More calls are coming in about overheated dogs — and officials say that’s a good thing, because more people are aware of the problem and calling before it’s too late.
Still, despite annual warnings, pets continue to die or suffer serious injury in hot cars. Before summer was even two days old this year, The Associated Press reported the deaths of five dogs in hot cars in Oregon, Massachusetts and New Hampshire.
No one keeps tabs on annual deaths or injuries because so many different agencies handle calls. But agencies say calls have increased to 911, police departments, fire departments, animal control officers, shelters or veterinarians.
The Los Angeles Police Department’s Animal Cruelty Task Force has been swamped with calls about pets in unattended cars since summer started and already has seven cases pending prosecution, said task force member Tami Shepphird, an animal control officer with Los Angeles Animal Services.
People running errands are the most common offenders, but they aren’t the only ones, said LAPD Officer Jim Cherrette, also a task force member. The homeless will keep pets in cars, he said. Sometimes people will have to move into an apartment where they can’t have a pet, so they will keep it in a car, Shepphird said.
“It’s more a crime of negligence than malice,” Cherrette said.
Studies show that the temperature in a car — even on a mild day — can go up 34 degrees in just 30 minutes.
Heatstroke affects every organ in the body, said Dr. Ben Brainard, an associate professor of critical care who helps run the emergency room for the University of Georgia’s College of Veterinary Medicine.
As a dog begins to get hot, it will become anxious, agitated and start pacing, Brainard said, which heats the dog even more.
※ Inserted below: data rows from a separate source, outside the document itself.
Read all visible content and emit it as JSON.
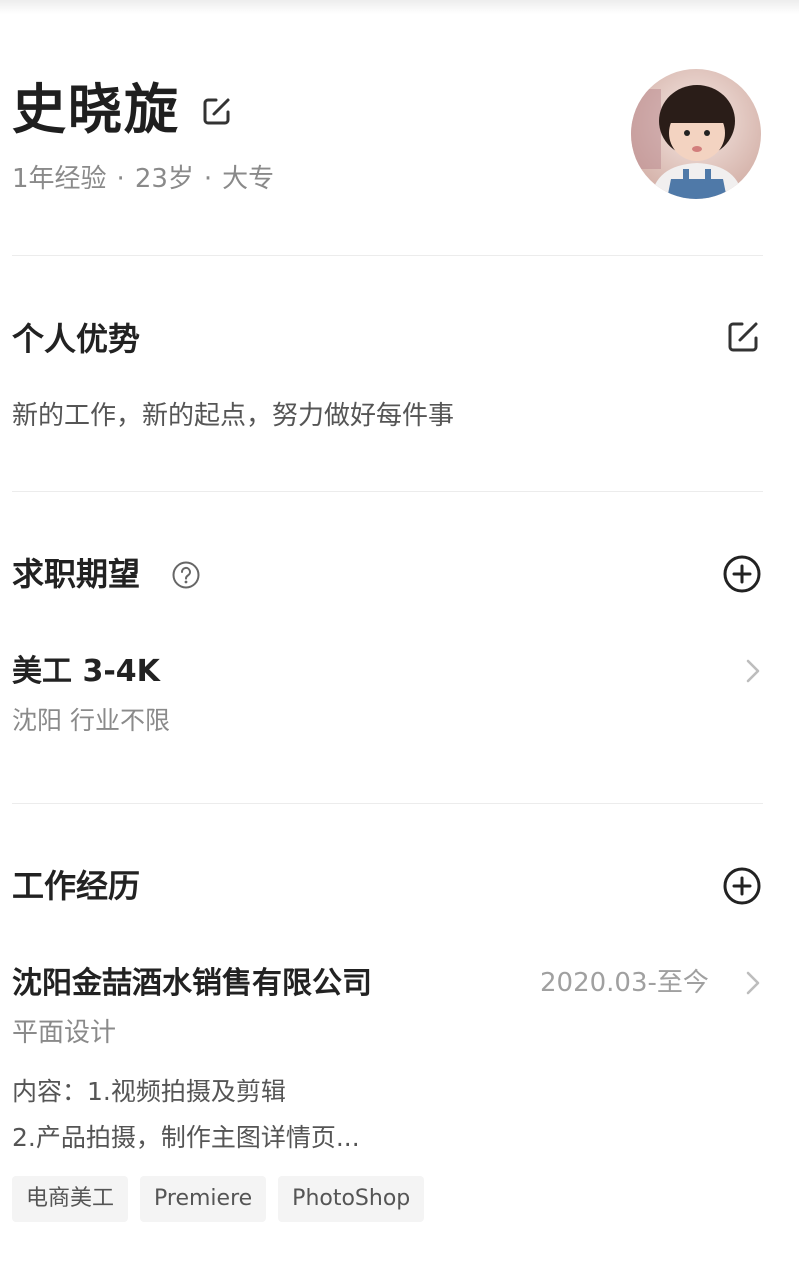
{
  "profile": {
    "name": "史晓旋",
    "experience": "1年经验",
    "age": "23岁",
    "education": "大专",
    "separator": "·"
  },
  "advantages": {
    "title": "个人优势",
    "text": "新的工作，新的起点，努力做好每件事"
  },
  "expectation": {
    "title": "求职期望",
    "job": "美工 3-4K",
    "detail": "沈阳 行业不限"
  },
  "work": {
    "title": "工作经历",
    "company": "沈阳金喆酒水销售有限公司",
    "date": "2020.03-至今",
    "position": "平面设计",
    "content_line1": "内容：1.视频拍摄及剪辑",
    "content_line2": "2.产品拍摄，制作主图详情页...",
    "tags": [
      "电商美工",
      "Premiere",
      "PhotoShop"
    ]
  },
  "icons": {
    "name_edit": "edit-icon",
    "advantages_edit": "edit-icon",
    "help": "question-circle-icon",
    "add": "plus-circle-icon",
    "chevron": "chevron-right-icon"
  },
  "colors": {
    "text_primary": "#222222",
    "text_secondary": "#8a8a8a",
    "divider": "#ececec",
    "tag_bg": "#f4f4f4"
  }
}
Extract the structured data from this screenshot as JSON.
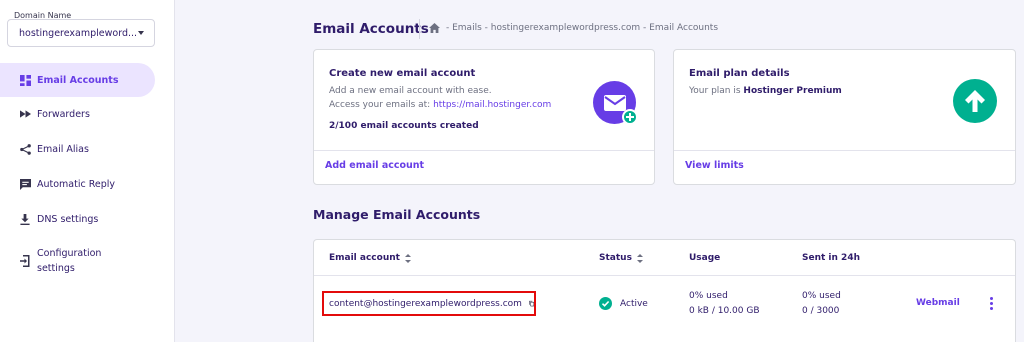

Then the dog will start drooling, maybe frothing at the mouth, vomiting and defecating, the veterinarian said. As the heat starts to affect the dog’s brain, it will stumble, lose its balance and have trouble standing. It will then collapse, and finally lose consciousness, Brainard said.
Fourteen states as of 2010 had laws that specifically prohibit leaving an animal in a confined vehicle if it endangers an animal’s life, according to the Animal Legal and Historical Center at Michigan State University College of Law. Other states handle deaths and injury under animal cruelty statutes, the college said.
A few years ago, California made it illegal to leave animals unattended in a motor vehicle if serious harm is possible.
“It’s not a crime to have a dog in a car,” Shepphird said. But if gross neglect is involved and the pet dies or is injured, it can be a felony.
Confronting an animal owner can be dangerous, so a bystander should call police, contact a security guard or mall manager or some second party, said Yvette Smith, an animal control officer and another member of the task force.
If you are able to reach an overheated dog, use water to cool it off. “If the dog is non-responsive, get it wet and head to the vet,” Brainard said.
Police and animal control officers in California can treat hot cars like crime scenes. That means taking photos, collecting evidence and all the paperwork.
One of the best tools to come along is the temperature gun, which can measure the temperature from outside the car. In Los Angeles, animal control officers use them and police hope to get them soon to help prosecute dog owners when the cops or animal control arrive too late.
Depending on the dog’s condition, police can break the window, wait for a tow truck driver to do it, seize the pet, write a citation or issue a warning if the owner shows up.
It can cost hundreds of dollars to get an animal back, Shepphird said. If criminal charges are filed and the owners convicted, they may not get the dog back at all.
“Our goal isn’t to put people in jail but to keep animals from dying in cars,” Shepphird said.